Stored entries
-*-*-
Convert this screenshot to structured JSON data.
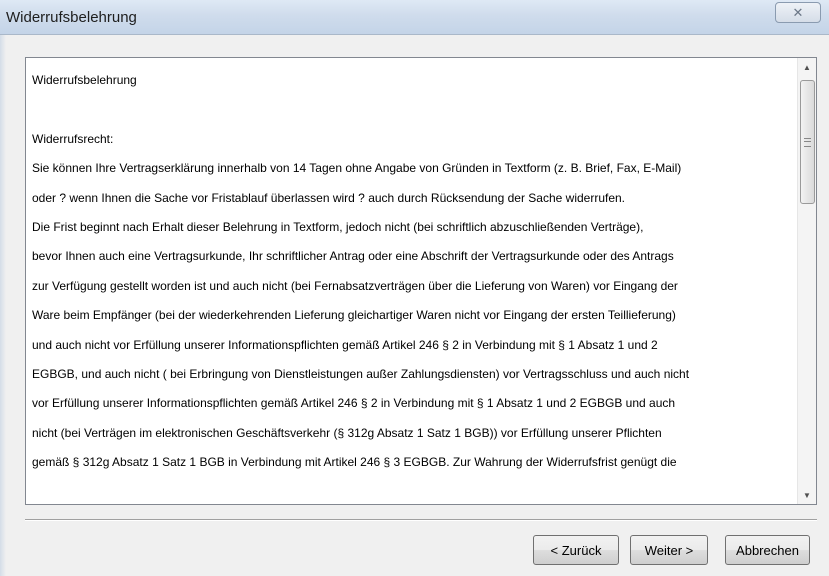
{
  "window": {
    "title": "Widerrufsbelehrung",
    "close_symbol": "✕"
  },
  "document": {
    "lines": [
      "Widerrufsbelehrung",
      "",
      "Widerrufsrecht:",
      "Sie können Ihre Vertragserklärung innerhalb von 14 Tagen ohne Angabe von Gründen in Textform (z. B. Brief, Fax, E-Mail)",
      "oder ? wenn Ihnen die Sache vor Fristablauf überlassen wird ? auch durch Rücksendung der Sache widerrufen.",
      "Die Frist beginnt nach Erhalt dieser Belehrung in Textform, jedoch nicht (bei schriftlich abzuschließenden Verträge),",
      "bevor Ihnen auch eine Vertragsurkunde, Ihr schriftlicher Antrag oder eine Abschrift der Vertragsurkunde oder des Antrags",
      "zur Verfügung gestellt worden ist und auch nicht (bei Fernabsatzverträgen über die Lieferung von Waren) vor Eingang der",
      "Ware beim Empfänger (bei der wiederkehrenden Lieferung gleichartiger Waren nicht vor Eingang der ersten Teillieferung)",
      "und auch nicht vor Erfüllung unserer Informationspflichten gemäß Artikel 246 § 2 in Verbindung mit § 1 Absatz 1 und 2",
      "EGBGB, und auch nicht ( bei Erbringung von Dienstleistungen außer Zahlungsdiensten) vor Vertragsschluss und auch nicht",
      "vor Erfüllung unserer Informationspflichten gemäß Artikel 246 § 2 in Verbindung mit § 1 Absatz 1 und 2 EGBGB und auch",
      "nicht (bei Verträgen im elektronischen Geschäftsverkehr (§ 312g Absatz 1 Satz 1 BGB)) vor Erfüllung unserer Pflichten",
      "gemäß § 312g Absatz 1 Satz 1 BGB in Verbindung mit Artikel 246 § 3 EGBGB. Zur Wahrung der Widerrufsfrist genügt die"
    ]
  },
  "buttons": {
    "back": "< Zurück",
    "next": "Weiter >",
    "cancel": "Abbrechen"
  },
  "scrollbar": {
    "up_symbol": "▲",
    "down_symbol": "▼"
  }
}
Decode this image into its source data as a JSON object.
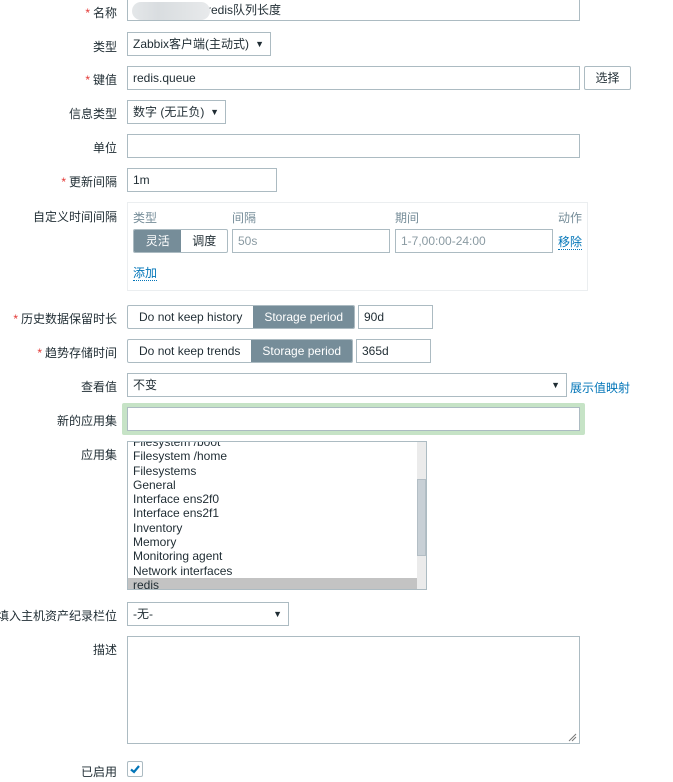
{
  "form": {
    "name": {
      "label": "名称",
      "required": true,
      "value_suffix": "redis队列长度"
    },
    "type": {
      "label": "类型",
      "value": "Zabbix客户端(主动式)"
    },
    "key": {
      "label": "键值",
      "required": true,
      "value": "redis.queue",
      "select_button": "选择"
    },
    "info_type": {
      "label": "信息类型",
      "value": "数字 (无正负)"
    },
    "units": {
      "label": "单位",
      "value": ""
    },
    "update_interval": {
      "label": "更新间隔",
      "required": true,
      "value": "1m"
    },
    "custom_intervals": {
      "label": "自定义时间间隔",
      "headers": {
        "type": "类型",
        "interval": "间隔",
        "period": "期间",
        "action": "动作"
      },
      "rows": [
        {
          "type_options": [
            "灵活",
            "调度"
          ],
          "type_selected": "灵活",
          "interval": "50s",
          "period": "1-7,00:00-24:00",
          "remove": "移除"
        }
      ],
      "add": "添加"
    },
    "history": {
      "label": "历史数据保留时长",
      "required": true,
      "options": [
        "Do not keep history",
        "Storage period"
      ],
      "selected": "Storage period",
      "value": "90d"
    },
    "trends": {
      "label": "趋势存储时间",
      "required": true,
      "options": [
        "Do not keep trends",
        "Storage period"
      ],
      "selected": "Storage period",
      "value": "365d"
    },
    "show_value": {
      "label": "查看值",
      "value": "不变",
      "link": "展示值映射"
    },
    "new_application": {
      "label": "新的应用集",
      "value": ""
    },
    "applications": {
      "label": "应用集",
      "items": [
        "Filesystem /boot",
        "Filesystem /home",
        "Filesystems",
        "General",
        "Interface ens2f0",
        "Interface ens2f1",
        "Inventory",
        "Memory",
        "Monitoring agent",
        "Network interfaces",
        "redis"
      ],
      "selected": "redis"
    },
    "inventory_field": {
      "label": "填入主机资产纪录栏位",
      "value": "-无-"
    },
    "description": {
      "label": "描述",
      "value": ""
    },
    "enabled": {
      "label": "已启用",
      "checked": true
    }
  }
}
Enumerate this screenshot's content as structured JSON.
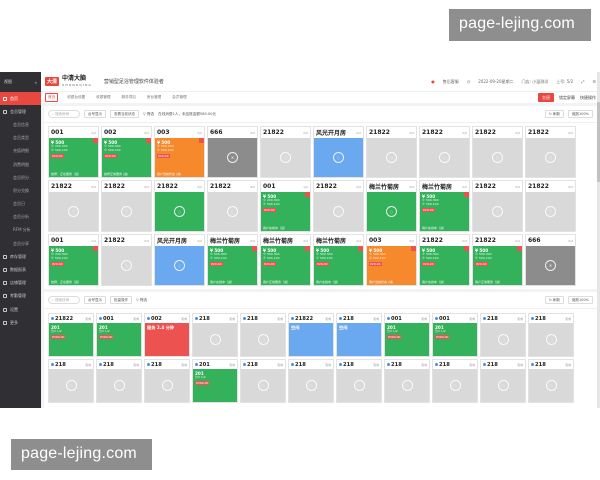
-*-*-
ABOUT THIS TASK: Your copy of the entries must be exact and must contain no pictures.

ANSWER BELOW:
Convert this screenshot to structured JSON data.
{
  "window": {
    "title": "Widerrufsbelehrung",
    "close_symbol": "✕"
  },
  "document": {
    "lines": [
      "Widerrufsbelehrung",
      "",
      "Widerrufsrecht:",
      "Sie können Ihre Vertragserklärung innerhalb von 14 Tagen ohne Angabe von Gründen in Textform (z. B. Brief, Fax, E-Mail)",
      "oder ? wenn Ihnen die Sache vor Fristablauf überlassen wird ? auch durch Rücksendung der Sache widerrufen.",
      "Die Frist beginnt nach Erhalt dieser Belehrung in Textform, jedoch nicht (bei schriftlich abzuschließenden Verträge),",
      "bevor Ihnen auch eine Vertragsurkunde, Ihr schriftlicher Antrag oder eine Abschrift der Vertragsurkunde oder des Antrags",
      "zur Verfügung gestellt worden ist und auch nicht (bei Fernabsatzverträgen über die Lieferung von Waren) vor Eingang der",
      "Ware beim Empfänger (bei der wiederkehrenden Lieferung gleichartiger Waren nicht vor Eingang der ersten Teillieferung)",
      "und auch nicht vor Erfüllung unserer Informationspflichten gemäß Artikel 246 § 2 in Verbindung mit § 1 Absatz 1 und 2",
      "EGBGB, und auch nicht ( bei Erbringung von Dienstleistungen außer Zahlungsdiensten) vor Vertragsschluss und auch nicht",
      "vor Erfüllung unserer Informationspflichten gemäß Artikel 246 § 2 in Verbindung mit § 1 Absatz 1 und 2 EGBGB und auch",
      "nicht (bei Verträgen im elektronischen Geschäftsverkehr (§ 312g Absatz 1 Satz 1 BGB)) vor Erfüllung unserer Pflichten",
      "gemäß § 312g Absatz 1 Satz 1 BGB in Verbindung mit Artikel 246 § 3 EGBGB. Zur Wahrung der Widerrufsfrist genügt die"
    ]
  },
  "buttons": {
    "back": "< Zurück",
    "next": "Weiter >",
    "cancel": "Abbrechen"
  },
  "scrollbar": {
    "up_symbol": "▲",
    "down_symbol": "▼"
  }
}
Decode this image into its source data as a JSON object.
{
  "form": {
    "name": {
      "label": "名称",
      "required": true,
      "value_suffix": "redis队列长度"
    },
    "type": {
      "label": "类型",
      "value": "Zabbix客户端(主动式)"
    },
    "key": {
      "label": "键值",
      "required": true,
      "value": "redis.queue",
      "select_button": "选择"
    },
    "info_type": {
      "label": "信息类型",
      "value": "数字 (无正负)"
    },
    "units": {
      "label": "单位",
      "value": ""
    },
    "update_interval": {
      "label": "更新间隔",
      "required": true,
      "value": "1m"
    },
    "custom_intervals": {
      "label": "自定义时间间隔",
      "headers": {
        "type": "类型",
        "interval": "间隔",
        "period": "期间",
        "action": "动作"
      },
      "rows": [
        {
          "type_options": [
            "灵活",
            "调度"
          ],
          "type_selected": "灵活",
          "interval": "50s",
          "period": "1-7,00:00-24:00",
          "remove": "移除"
        }
      ],
      "add": "添加"
    },
    "history": {
      "label": "历史数据保留时长",
      "required": true,
      "options": [
        "Do not keep history",
        "Storage period"
      ],
      "selected": "Storage period",
      "value": "90d"
    },
    "trends": {
      "label": "趋势存储时间",
      "required": true,
      "options": [
        "Do not keep trends",
        "Storage period"
      ],
      "selected": "Storage period",
      "value": "365d"
    },
    "show_value": {
      "label": "查看值",
      "value": "不变",
      "link": "展示值映射"
    },
    "new_application": {
      "label": "新的应用集",
      "value": ""
    },
    "applications": {
      "label": "应用集",
      "items": [
        "Filesystem /boot",
        "Filesystem /home",
        "Filesystems",
        "General",
        "Interface ens2f0",
        "Interface ens2f1",
        "Inventory",
        "Memory",
        "Monitoring agent",
        "Network interfaces",
        "redis"
      ],
      "selected": "redis"
    },
    "inventory_field": {
      "label": "填入主机资产纪录栏位",
      "value": "-无-"
    },
    "description": {
      "label": "描述",
      "value": ""
    },
    "enabled": {
      "label": "已启用",
      "checked": true
    }
  }
}
Enumerate this screenshot's content as structured JSON.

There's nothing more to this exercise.